Measuring the specific surface area (SSA) of freeze-dried biologics using inverse gas chromatography.Eur J Pharm Biopharm. 2019 Sep; 142:216-221.EJ
The specific surface area (SSA) of freeze-dried biologics (FD) is usually measured via a Brunauer-Emmett-Teller (BET) analysis of volumetric nitrogen adsorption isotherms. However, this technique has accuracy limitations for materials <0.5 m2/g, requires dry samples, must be measured at 77 K and has slow sample preparation times (drying/degassing). Inverse gas chromatography (IGC) is chromatographic characterization technique which can be used to analyse the SSA (down to ≈0.1 m2/g) of various solid-state materials including powders using organic molecules such as octane at ambient temperatures/pressure for a range of relative humidities.

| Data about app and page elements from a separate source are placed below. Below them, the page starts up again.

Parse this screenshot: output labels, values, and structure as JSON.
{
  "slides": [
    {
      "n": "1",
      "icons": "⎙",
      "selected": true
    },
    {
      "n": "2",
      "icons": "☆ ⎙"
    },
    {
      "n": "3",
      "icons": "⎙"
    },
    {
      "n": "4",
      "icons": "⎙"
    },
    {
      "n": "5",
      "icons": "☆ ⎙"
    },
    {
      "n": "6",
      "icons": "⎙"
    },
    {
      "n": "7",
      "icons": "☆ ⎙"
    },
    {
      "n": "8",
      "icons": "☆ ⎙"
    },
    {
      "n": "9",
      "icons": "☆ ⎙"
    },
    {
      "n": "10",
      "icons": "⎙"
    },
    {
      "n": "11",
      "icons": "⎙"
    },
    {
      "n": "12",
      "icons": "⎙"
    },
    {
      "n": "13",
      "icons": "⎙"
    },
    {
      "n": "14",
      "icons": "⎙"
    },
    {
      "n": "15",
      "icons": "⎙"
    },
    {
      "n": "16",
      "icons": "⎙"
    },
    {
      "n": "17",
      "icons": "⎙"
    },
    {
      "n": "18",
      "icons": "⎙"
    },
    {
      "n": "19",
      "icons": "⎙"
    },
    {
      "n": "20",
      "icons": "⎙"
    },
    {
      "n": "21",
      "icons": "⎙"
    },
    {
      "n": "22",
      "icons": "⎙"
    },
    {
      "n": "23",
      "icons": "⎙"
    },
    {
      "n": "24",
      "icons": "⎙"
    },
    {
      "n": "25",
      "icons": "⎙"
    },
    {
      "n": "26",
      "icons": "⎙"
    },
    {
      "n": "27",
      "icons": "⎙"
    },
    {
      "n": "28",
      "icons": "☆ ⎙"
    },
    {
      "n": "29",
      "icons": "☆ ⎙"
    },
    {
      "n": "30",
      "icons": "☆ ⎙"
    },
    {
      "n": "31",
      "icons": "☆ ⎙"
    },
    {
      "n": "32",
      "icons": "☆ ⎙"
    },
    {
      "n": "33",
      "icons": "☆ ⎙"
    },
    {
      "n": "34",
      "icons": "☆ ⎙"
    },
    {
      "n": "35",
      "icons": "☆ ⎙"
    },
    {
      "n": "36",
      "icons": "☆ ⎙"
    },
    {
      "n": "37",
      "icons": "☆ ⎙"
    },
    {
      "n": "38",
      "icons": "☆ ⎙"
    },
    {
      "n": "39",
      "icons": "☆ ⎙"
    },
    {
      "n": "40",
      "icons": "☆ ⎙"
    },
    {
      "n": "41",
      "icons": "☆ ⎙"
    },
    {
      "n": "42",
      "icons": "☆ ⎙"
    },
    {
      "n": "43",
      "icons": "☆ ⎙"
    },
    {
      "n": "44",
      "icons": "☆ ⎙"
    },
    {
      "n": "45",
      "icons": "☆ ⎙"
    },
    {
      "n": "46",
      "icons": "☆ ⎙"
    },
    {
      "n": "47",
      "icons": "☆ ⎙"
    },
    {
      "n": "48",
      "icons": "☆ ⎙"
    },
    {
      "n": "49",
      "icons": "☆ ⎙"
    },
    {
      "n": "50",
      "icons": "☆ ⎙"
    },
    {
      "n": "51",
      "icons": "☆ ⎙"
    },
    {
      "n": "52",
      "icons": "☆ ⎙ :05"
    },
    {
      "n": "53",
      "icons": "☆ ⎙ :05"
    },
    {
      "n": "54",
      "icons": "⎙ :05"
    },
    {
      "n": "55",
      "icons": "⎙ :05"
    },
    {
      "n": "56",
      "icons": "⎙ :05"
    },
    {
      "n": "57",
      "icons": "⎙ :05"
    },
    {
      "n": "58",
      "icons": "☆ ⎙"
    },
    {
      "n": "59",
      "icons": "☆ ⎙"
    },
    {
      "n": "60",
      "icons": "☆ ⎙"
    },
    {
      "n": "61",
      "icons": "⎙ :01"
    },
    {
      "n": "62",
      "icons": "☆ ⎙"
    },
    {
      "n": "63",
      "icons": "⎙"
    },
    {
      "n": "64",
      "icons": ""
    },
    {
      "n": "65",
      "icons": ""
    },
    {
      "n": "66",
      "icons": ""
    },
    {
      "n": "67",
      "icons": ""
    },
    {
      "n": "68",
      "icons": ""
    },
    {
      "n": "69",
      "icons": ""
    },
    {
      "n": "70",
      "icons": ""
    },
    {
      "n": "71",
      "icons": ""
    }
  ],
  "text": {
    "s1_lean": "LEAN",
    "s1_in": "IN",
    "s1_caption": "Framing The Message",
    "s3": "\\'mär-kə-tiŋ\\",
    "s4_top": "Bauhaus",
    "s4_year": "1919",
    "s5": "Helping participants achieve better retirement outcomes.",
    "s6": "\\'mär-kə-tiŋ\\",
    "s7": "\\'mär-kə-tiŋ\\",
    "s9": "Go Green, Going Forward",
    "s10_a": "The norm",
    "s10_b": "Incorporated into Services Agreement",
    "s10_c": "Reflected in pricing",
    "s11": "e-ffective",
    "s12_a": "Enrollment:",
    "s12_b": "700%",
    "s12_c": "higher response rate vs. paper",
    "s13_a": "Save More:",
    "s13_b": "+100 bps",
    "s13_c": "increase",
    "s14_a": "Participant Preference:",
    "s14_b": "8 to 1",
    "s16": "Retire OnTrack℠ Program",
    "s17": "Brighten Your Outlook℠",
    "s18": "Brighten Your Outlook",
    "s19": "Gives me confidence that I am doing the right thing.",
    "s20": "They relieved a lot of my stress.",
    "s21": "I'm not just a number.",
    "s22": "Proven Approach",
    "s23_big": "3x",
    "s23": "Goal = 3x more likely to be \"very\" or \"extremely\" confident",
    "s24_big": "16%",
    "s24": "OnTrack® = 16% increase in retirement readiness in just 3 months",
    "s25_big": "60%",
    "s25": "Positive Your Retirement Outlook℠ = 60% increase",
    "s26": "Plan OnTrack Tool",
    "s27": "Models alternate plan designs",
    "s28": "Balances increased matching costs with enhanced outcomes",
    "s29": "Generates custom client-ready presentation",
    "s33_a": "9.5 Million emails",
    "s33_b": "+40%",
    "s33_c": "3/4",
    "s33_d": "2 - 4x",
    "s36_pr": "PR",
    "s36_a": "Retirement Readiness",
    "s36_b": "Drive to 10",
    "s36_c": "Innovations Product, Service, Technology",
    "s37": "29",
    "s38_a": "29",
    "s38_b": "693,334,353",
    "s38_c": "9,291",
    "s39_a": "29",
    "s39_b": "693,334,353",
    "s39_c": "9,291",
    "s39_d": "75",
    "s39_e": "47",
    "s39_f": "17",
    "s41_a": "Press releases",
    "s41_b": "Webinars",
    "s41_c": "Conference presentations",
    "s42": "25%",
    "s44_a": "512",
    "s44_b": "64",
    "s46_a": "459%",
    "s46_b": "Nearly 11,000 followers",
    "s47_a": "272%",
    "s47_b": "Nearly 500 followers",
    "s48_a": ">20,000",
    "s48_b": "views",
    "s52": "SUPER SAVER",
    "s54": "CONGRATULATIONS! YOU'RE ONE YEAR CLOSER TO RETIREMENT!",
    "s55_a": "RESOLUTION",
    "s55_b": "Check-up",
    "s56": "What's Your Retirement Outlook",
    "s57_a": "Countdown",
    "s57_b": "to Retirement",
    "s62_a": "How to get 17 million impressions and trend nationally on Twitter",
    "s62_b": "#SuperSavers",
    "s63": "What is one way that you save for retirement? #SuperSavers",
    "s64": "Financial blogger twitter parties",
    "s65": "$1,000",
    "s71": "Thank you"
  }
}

This study presents a comprehensive comparison between the N2 BET adsorption versus octane BET adsorption using IGC methods for determining the SSA's for a range of freeze dried biological materials. These include IgG 5% w/w, an influenza antigen standard, sucrose 5% w/w and trehalose 5% w/w. IGC provided comparable SSA values to the N2 BET method with better reproducibility (lower RSDs %). Large variations in average SSA within manufactured FD batches were observed for both IGC and volumetric determinations. IGC was also used to measure the change in SSA with increasing humidity, with FD cakes shrinking and losing their structural integrity with increasing moisture content. Such information highlights the importance of moisture content in determining the physical stability of FD cakes as exemplified by their SSA. In conclusion, IGC is a suitable alternative method for determining the SSA of freeze-dried biological materials which are generally strongly dependent on their moisture content.